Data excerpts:
►
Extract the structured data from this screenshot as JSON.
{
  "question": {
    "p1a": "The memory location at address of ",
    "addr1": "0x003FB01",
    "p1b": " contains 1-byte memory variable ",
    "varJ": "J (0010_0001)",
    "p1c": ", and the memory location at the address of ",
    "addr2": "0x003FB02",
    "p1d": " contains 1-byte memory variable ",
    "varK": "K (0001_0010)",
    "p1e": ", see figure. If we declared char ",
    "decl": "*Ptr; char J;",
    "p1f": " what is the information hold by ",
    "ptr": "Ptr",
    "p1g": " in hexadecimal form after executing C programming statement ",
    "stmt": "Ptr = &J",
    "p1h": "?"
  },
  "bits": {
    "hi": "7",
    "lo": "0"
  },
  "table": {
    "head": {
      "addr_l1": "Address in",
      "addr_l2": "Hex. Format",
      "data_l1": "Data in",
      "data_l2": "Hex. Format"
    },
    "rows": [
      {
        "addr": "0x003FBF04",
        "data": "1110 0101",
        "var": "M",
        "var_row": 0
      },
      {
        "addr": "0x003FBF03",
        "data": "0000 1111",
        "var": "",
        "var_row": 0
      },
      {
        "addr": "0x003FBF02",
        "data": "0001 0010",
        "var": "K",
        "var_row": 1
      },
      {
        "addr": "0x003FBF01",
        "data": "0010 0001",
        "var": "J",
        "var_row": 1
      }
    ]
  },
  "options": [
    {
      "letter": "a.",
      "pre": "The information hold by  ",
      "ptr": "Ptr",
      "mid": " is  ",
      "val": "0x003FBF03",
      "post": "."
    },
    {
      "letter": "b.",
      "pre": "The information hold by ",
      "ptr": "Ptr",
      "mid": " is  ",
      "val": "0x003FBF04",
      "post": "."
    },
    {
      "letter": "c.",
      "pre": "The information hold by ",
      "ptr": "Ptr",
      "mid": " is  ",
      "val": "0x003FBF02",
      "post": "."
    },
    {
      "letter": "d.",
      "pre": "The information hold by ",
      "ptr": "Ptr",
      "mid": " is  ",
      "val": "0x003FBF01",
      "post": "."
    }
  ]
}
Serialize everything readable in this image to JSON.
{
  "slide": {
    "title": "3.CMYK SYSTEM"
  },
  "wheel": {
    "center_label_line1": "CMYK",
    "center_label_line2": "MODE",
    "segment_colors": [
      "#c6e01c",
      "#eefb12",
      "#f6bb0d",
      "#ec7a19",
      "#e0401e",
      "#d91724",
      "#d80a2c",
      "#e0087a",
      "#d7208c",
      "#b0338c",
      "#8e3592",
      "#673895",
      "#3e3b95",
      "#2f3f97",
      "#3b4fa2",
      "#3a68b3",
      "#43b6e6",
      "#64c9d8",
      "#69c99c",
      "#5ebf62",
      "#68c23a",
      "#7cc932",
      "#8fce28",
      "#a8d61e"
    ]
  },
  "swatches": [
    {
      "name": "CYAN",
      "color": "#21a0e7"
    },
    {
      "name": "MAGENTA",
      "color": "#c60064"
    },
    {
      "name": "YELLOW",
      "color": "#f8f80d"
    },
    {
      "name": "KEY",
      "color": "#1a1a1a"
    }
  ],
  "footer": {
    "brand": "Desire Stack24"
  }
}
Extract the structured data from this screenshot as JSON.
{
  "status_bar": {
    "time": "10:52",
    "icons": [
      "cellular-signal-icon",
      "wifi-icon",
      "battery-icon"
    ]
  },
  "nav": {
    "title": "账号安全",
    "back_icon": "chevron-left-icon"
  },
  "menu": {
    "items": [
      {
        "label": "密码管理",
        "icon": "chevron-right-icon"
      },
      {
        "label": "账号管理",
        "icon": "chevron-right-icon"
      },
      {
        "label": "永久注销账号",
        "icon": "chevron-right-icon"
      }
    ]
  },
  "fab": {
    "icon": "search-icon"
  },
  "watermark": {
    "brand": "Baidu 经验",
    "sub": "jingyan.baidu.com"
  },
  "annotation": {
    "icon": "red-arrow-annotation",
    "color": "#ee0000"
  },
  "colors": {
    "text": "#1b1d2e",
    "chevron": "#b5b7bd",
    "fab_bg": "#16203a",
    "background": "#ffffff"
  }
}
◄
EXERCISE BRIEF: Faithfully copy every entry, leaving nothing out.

RESULT OF THIS TASK:
Extract the structured data from this screenshot as JSON.
{
  "question": {
    "p1a": "The memory location at address of ",
    "addr1": "0x003FB01",
    "p1b": " contains 1-byte memory variable ",
    "varJ": "J (0010_0001)",
    "p1c": ", and the memory location at the address of ",
    "addr2": "0x003FB02",
    "p1d": " contains 1-byte memory variable ",
    "varK": "K (0001_0010)",
    "p1e": ", see figure. If we declared char ",
    "decl": "*Ptr; char J;",
    "p1f": " what is the information hold by ",
    "ptr": "Ptr",
    "p1g": " in hexadecimal form after executing C programming statement ",
    "stmt": "Ptr = &J",
    "p1h": "?"
  },
  "bits": {
    "hi": "7",
    "lo": "0"
  },
  "table": {
    "head": {
      "addr_l1": "Address in",
      "addr_l2": "Hex. Format",
      "data_l1": "Data in",
      "data_l2": "Hex. Format"
    },
    "rows": [
      {
        "addr": "0x003FBF04",
        "data": "1110 0101",
        "var": "M",
        "var_row": 0
      },
      {
        "addr": "0x003FBF03",
        "data": "0000 1111",
        "var": "",
        "var_row": 0
      },
      {
        "addr": "0x003FBF02",
        "data": "0001 0010",
        "var": "K",
        "var_row": 1
      },
      {
        "addr": "0x003FBF01",
        "data": "0010 0001",
        "var": "J",
        "var_row": 1
      }
    ]
  },
  "options": [
    {
      "letter": "a.",
      "pre": "The information hold by  ",
      "ptr": "Ptr",
      "mid": " is  ",
      "val": "0x003FBF03",
      "post": "."
    },
    {
      "letter": "b.",
      "pre": "The information hold by ",
      "ptr": "Ptr",
      "mid": " is  ",
      "val": "0x003FBF04",
      "post": "."
    },
    {
      "letter": "c.",
      "pre": "The information hold by ",
      "ptr": "Ptr",
      "mid": " is  ",
      "val": "0x003FBF02",
      "post": "."
    },
    {
      "letter": "d.",
      "pre": "The information hold by ",
      "ptr": "Ptr",
      "mid": " is  ",
      "val": "0x003FBF01",
      "post": "."
    }
  ]
}
Serialize everything readable in this image to JSON.
{
  "slide": {
    "title": "3.CMYK SYSTEM"
  },
  "wheel": {
    "center_label_line1": "CMYK",
    "center_label_line2": "MODE",
    "segment_colors": [
      "#c6e01c",
      "#eefb12",
      "#f6bb0d",
      "#ec7a19",
      "#e0401e",
      "#d91724",
      "#d80a2c",
      "#e0087a",
      "#d7208c",
      "#b0338c",
      "#8e3592",
      "#673895",
      "#3e3b95",
      "#2f3f97",
      "#3b4fa2",
      "#3a68b3",
      "#43b6e6",
      "#64c9d8",
      "#69c99c",
      "#5ebf62",
      "#68c23a",
      "#7cc932",
      "#8fce28",
      "#a8d61e"
    ]
  },
  "swatches": [
    {
      "name": "CYAN",
      "color": "#21a0e7"
    },
    {
      "name": "MAGENTA",
      "color": "#c60064"
    },
    {
      "name": "YELLOW",
      "color": "#f8f80d"
    },
    {
      "name": "KEY",
      "color": "#1a1a1a"
    }
  ],
  "footer": {
    "brand": "Desire Stack24"
  }
}
Extract the structured data from this screenshot as JSON.
{
  "status_bar": {
    "time": "10:52",
    "icons": [
      "cellular-signal-icon",
      "wifi-icon",
      "battery-icon"
    ]
  },
  "nav": {
    "title": "账号安全",
    "back_icon": "chevron-left-icon"
  },
  "menu": {
    "items": [
      {
        "label": "密码管理",
        "icon": "chevron-right-icon"
      },
      {
        "label": "账号管理",
        "icon": "chevron-right-icon"
      },
      {
        "label": "永久注销账号",
        "icon": "chevron-right-icon"
      }
    ]
  },
  "fab": {
    "icon": "search-icon"
  },
  "watermark": {
    "brand": "Baidu 经验",
    "sub": "jingyan.baidu.com"
  },
  "annotation": {
    "icon": "red-arrow-annotation",
    "color": "#ee0000"
  },
  "colors": {
    "text": "#1b1d2e",
    "chevron": "#b5b7bd",
    "fab_bg": "#16203a",
    "background": "#ffffff"
  }
}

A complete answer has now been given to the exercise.